------ DATA PROVIDED ------

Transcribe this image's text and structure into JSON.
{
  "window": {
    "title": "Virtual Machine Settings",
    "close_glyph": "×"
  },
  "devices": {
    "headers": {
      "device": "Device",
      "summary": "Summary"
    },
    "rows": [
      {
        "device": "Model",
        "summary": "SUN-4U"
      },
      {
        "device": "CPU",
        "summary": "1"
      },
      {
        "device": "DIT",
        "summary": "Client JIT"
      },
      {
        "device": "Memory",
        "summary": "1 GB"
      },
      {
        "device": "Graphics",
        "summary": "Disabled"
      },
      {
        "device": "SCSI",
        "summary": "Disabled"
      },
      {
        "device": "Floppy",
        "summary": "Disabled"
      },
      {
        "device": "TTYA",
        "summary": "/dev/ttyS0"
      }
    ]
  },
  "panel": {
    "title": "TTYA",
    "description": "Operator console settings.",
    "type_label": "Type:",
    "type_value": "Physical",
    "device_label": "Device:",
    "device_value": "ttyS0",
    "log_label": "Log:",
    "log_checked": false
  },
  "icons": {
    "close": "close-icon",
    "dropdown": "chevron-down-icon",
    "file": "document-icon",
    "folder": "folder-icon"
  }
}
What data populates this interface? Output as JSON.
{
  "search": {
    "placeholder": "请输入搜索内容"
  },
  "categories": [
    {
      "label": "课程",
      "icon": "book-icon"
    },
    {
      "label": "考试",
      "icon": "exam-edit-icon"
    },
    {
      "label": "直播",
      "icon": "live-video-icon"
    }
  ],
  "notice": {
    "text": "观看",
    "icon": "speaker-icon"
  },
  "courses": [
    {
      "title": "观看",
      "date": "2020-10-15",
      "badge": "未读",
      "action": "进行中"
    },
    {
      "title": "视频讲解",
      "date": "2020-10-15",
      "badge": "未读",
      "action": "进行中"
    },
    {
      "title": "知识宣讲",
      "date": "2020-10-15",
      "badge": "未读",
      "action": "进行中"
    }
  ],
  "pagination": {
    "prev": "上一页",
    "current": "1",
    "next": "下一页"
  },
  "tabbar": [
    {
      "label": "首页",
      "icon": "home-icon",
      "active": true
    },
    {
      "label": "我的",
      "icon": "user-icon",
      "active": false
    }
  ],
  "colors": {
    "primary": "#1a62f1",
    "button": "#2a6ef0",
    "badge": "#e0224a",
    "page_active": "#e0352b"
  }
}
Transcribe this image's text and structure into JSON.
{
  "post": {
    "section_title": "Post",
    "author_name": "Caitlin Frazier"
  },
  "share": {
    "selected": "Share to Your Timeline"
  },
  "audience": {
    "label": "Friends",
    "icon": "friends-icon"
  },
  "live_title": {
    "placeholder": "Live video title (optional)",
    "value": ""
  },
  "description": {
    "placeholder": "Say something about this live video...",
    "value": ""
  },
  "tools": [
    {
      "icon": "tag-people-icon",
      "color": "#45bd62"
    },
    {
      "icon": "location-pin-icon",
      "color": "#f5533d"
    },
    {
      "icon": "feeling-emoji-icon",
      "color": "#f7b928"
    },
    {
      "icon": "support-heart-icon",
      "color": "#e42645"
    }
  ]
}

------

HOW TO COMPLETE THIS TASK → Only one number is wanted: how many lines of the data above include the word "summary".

RESPONSE AREA → 9